I heard that quote from a dad talking to Dave Cohen during a news story about adult kids moving back home, and it I thought to myself…how dead on accurate that father was. When you bring your baby home from the hospital you get a bracelet and a blanket but NO INSTRUCTION MANUAL. Rookie parents soon master feeding, burping, sleep schedules and colic. They feel pretty good about themselves…but they have NO idea about the learning curve they’re about to face and the throng of things they’ll have to deal with.
Things like a pre-schooler coming home after slapping another student. Mom’s horrified, but dad has a hard time hiding a smirk knowing his child is aggressive and might be showing tendencies that could serve them well in the “real world.” Things like how to make sure they’re doing their very best without pushing them so hard they feel like a failure if they get anything but an “A”.” Things like remembering that while we live in a very competitive world, a very important part of being a kid is having fun and, as a parent, that needs to be part of any healthy, happy kid’s schedule.
As a parent you’re the protector-in-chief, but what do you shield them from? You have to get them ready for the world, but you don’t want to end their innocence any sooner than is absolutely necessary. What TV shows are appropriate? What’s the right age to begin dating? How do you teach ‘em to be safe without being afraid of their own shadow? Here’s a toughie. What happens when mom or dad makes a bad decision? Do you back your spouse and make your child suffer, or do you recognize the bad decision for what it is and suffer the consequences when the kids aren’t around? And then there’s the 1.3 million dollar question. That’s the difference in lifetime earnings between somebody with a high school education and a master’s degree. Do you encourage them to pursue a dream and reach for the stars, however remote that may seem? Or do you preach practicality and steer them in the direction of higher pay and stability and risk a sentencing them to a lifetime of security…and what might have been? And then when you think you’re just about done, they meet that special person, fall in love and decide to get married. One problem. You CAN’T STAND the person they’ve picked and think they’re making the biggest mistake of their life. Do you voice your opinion or trust your offspring’s judgment and support them? You raised them so they should know best, right?

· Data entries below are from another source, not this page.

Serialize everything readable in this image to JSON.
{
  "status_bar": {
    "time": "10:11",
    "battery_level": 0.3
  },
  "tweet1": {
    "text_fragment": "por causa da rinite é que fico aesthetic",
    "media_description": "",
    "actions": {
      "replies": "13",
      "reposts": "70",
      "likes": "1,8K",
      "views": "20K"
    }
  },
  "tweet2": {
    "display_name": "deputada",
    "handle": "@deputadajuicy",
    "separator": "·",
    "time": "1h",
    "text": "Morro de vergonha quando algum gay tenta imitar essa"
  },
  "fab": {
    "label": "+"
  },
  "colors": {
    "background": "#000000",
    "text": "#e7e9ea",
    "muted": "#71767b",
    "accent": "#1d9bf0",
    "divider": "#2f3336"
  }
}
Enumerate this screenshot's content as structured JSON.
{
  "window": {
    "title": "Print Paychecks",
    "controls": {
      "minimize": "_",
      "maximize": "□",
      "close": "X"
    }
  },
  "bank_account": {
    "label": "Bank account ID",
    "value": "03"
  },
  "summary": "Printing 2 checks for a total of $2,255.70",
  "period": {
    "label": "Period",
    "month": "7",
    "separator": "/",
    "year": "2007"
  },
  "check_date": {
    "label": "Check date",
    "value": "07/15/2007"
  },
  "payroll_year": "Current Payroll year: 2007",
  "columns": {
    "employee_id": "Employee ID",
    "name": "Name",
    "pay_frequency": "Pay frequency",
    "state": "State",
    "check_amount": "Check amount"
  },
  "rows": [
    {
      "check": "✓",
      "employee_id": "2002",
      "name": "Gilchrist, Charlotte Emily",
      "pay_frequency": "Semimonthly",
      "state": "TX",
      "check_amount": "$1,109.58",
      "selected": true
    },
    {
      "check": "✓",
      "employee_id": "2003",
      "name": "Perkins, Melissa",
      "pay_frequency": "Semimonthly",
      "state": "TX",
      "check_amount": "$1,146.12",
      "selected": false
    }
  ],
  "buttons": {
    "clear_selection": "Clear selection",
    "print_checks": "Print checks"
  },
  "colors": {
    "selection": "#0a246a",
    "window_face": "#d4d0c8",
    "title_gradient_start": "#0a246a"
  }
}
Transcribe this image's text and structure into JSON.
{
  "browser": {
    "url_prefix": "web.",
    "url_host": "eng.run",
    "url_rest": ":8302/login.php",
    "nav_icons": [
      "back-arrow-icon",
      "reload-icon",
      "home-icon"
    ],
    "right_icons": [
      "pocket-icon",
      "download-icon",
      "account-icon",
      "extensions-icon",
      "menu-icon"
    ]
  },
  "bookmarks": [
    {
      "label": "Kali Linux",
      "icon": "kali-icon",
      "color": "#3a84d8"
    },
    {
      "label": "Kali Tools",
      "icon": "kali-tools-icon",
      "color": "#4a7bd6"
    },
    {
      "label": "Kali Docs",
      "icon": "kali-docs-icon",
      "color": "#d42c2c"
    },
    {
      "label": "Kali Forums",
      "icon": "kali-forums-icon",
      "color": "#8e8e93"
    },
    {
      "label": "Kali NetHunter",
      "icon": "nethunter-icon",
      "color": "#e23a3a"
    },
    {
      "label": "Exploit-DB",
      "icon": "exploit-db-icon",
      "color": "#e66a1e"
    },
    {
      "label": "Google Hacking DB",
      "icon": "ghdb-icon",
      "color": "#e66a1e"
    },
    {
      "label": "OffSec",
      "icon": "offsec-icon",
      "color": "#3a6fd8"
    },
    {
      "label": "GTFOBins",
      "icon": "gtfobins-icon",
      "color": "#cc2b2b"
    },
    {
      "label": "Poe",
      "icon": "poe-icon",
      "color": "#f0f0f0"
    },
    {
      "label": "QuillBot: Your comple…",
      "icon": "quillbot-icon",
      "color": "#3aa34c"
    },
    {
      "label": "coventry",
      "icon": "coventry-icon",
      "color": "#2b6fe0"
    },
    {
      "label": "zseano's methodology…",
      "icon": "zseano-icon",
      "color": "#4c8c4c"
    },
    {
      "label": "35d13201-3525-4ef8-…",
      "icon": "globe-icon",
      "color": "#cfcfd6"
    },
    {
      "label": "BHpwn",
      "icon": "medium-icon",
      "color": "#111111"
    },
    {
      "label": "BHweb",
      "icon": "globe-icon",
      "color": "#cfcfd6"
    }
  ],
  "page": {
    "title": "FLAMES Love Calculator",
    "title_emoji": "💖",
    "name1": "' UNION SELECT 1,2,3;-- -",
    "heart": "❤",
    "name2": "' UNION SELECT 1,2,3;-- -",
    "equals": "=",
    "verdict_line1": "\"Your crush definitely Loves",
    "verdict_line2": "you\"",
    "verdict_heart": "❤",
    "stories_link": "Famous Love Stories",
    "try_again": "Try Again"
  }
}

All of these questions are tough ones and I wish I had answers for you but, like most parents, I’m figuring it out as I go along. I think, I pray, I worry, think some more, pray some more, worry some more and then trust my mind, my heart and my gut to do what I think is best. There are only two things of which I am absolutely certain and they are these. When it comes to making decisions about your children it helps to begin by starting with unconditional love. And, as that dad told Dave Cohen, “there ain’t no book”.
I'm thinking I'll write a book just on my experiences of being a child and raising children. My life story alone would be very entertaining, as it was my parent's sense of humor that got them through raising 6 children and that inherited sense of humor that helped me make it through 2 chldren raising them as a single, widowed mom.
Ignorant Greg from Atlanta
Mr. Tommy. I bet he won't call back. Ha ha. I'm so glad we stomped them
5 girls and 1 boy
Tommy, i have 5 girls and 1 boy and i can honestly say that i am truely blessed even though sometimes i ask God " why have you done this to me?". I am often ridiculed publicly and with no doubt privately for having so many children. But as itry to make the best possible decisions for my children and teach them the right path sometimes i think it is God who is teaching and molding me. Bottom line: pray hard, be faithful, do your best and God will take care of the rest.
Queens over Kings
3 girls and 2 boys in 7 years. discipline, discipline,chores, chores, love, love, cleanliness, manners.great kids.